So I’m just back from lunch with Ken Burns. Ok, so maybe it was me, Ken Burns, and a room full of other journalists at the National Press Club, but the man is such a captivating speaker that it’s as if he’s sitting across the table from you, instead of across the room.
Burns was there to speak about the launch of his six-part, 12-hour documentary series, “The National Parks: America’s Best Idea,” which began airing on PBS last night and will continue throughout the week. It was a ten-year process to create, and Burns explained that its focus is not on the majesty of the parks themselves, but the individuals who worked incredibly hard to create the parks in order to protect these “still wild places.” His aim was to celebrate both the “love of place and a love of nation” that the parks have come to stand for.
After his presentation, the room full of journalists was ready with questions, and Burns continued to be as articulate in his off-the-cuff remarks as he had been in his speech. He said he’d love to see Dinosaur National Monument and Grand Staircase-Escalante National Monument receive full national park designations, and that his “fervent wish” was for more families, particularly families of color, to begin to go out and experience the parks.
He also unequivocally stated his objection to the use of firearms in the parks, calling the idea “foolish” and noting that they would essentially make “all species of all kind… threatened in the national parks.” And he said that the story of the parks did not airbrush out controversy, citing the relocation of over “300 other nations” of Native peoples as one of the largest offenses. He pointed to the designation of other landmarks, from the Oklahoma City National Memorial, to the Brown vs. Board of Education Historic Site in Topeka, Kansas, to the Flight 93 National Memorial, in Shanksville, Pennsylvania, as national “places of shame,” saying, “our national parks are not just about geology, but the ethnic, political, and military history of this country.”
Burns also called the parks “spiritual places” where we can have “open-heart surgery” on our souls. Those who visit are often transformed, he said, and the parks make us feel connected to others. “The parks are nothing less than the Declaration of Independence applied to the landscape,” he said. “It’s a reminder of our best selves.”

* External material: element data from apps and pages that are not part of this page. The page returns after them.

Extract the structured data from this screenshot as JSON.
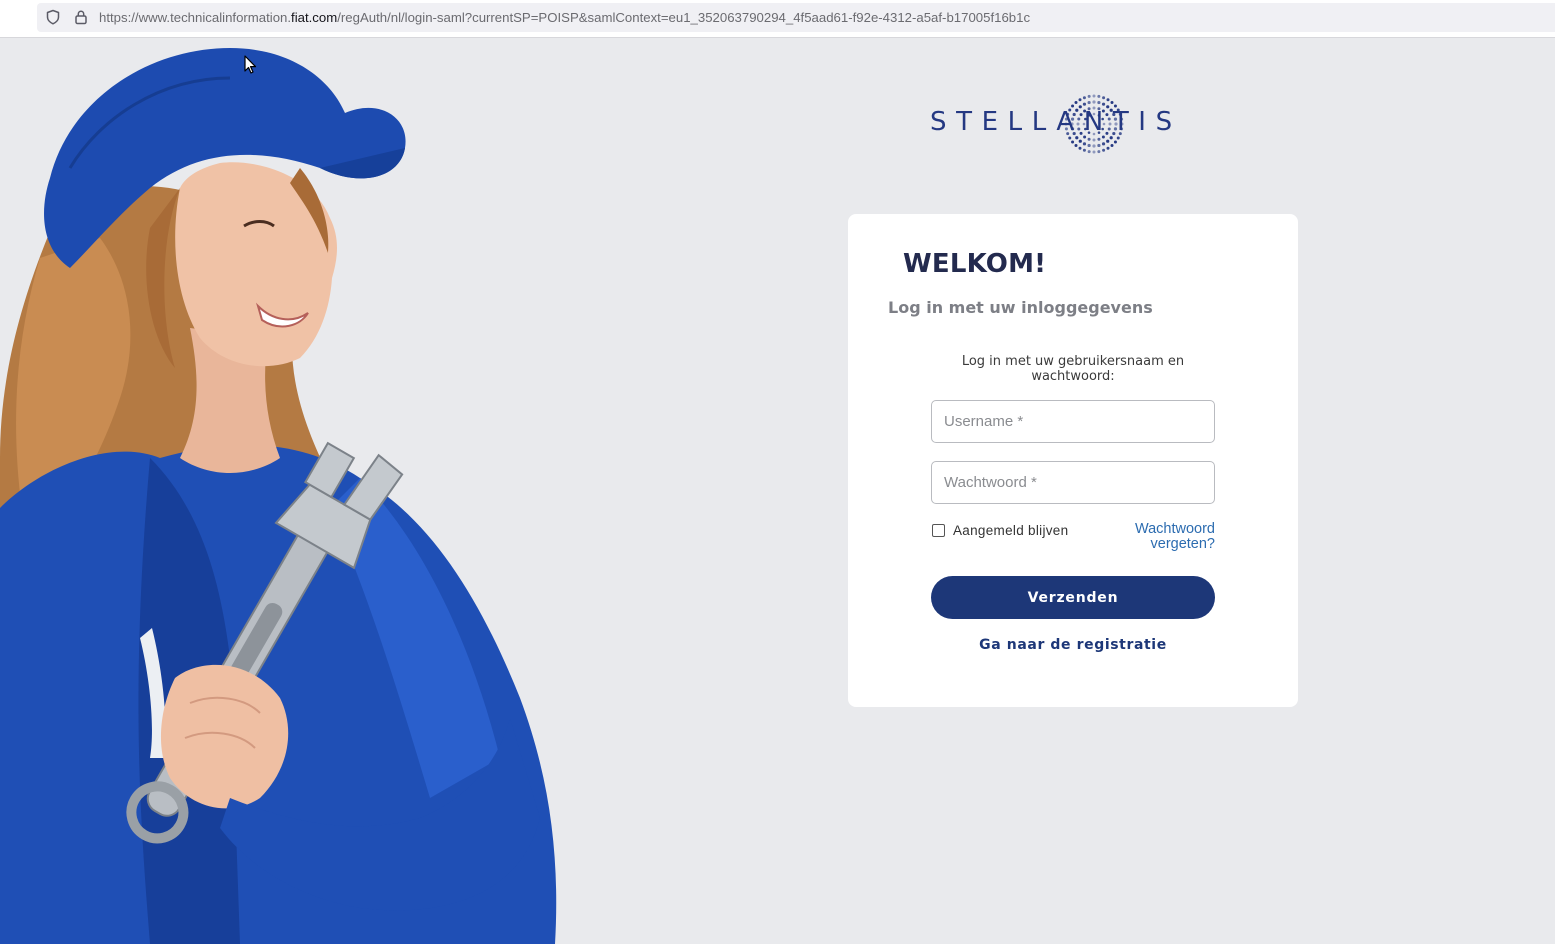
{
  "browser": {
    "url_prefix": "https://www.technicalinformation.",
    "url_domain": "fiat.com",
    "url_suffix": "/regAuth/nl/login-saml?currentSP=POISP&samlContext=eu1_352063790294_4f5aad61-f92e-4312-a5af-b17005f16b1c",
    "icons": [
      "shield-icon",
      "lock-icon"
    ]
  },
  "brand": {
    "logo_text": "STELLANTIS",
    "color": "#243882"
  },
  "login": {
    "welcome": "WELKOM!",
    "subtitle": "Log in met uw inloggegevens",
    "instruction": "Log in met uw gebruikersnaam en wachtwoord:",
    "username": {
      "value": "",
      "placeholder": "Username *"
    },
    "password": {
      "value": "",
      "placeholder": "Wachtwoord *"
    },
    "remember_label": "Aangemeld blijven",
    "remember_checked": false,
    "forgot_link": "Wachtwoord vergeten?",
    "submit_label": "Verzenden",
    "register_link": "Ga naar de registratie"
  },
  "colors": {
    "background": "#e9eaed",
    "primary_button": "#1d3778",
    "link": "#2c6cb0",
    "heading": "#232a4e"
  }
}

You can watch “The National Parks: America’s Best Idea” all this week on PBS, check here for local listings. To learn more about the parks from National Geographic, you have no shortage of options. Get an overview of all the parks at NationalGeographic.com, and find our picks for ten classic parks (with more coming soon!) on Traveler’s website.
Photo: via PBS
- Nat Geo Expeditions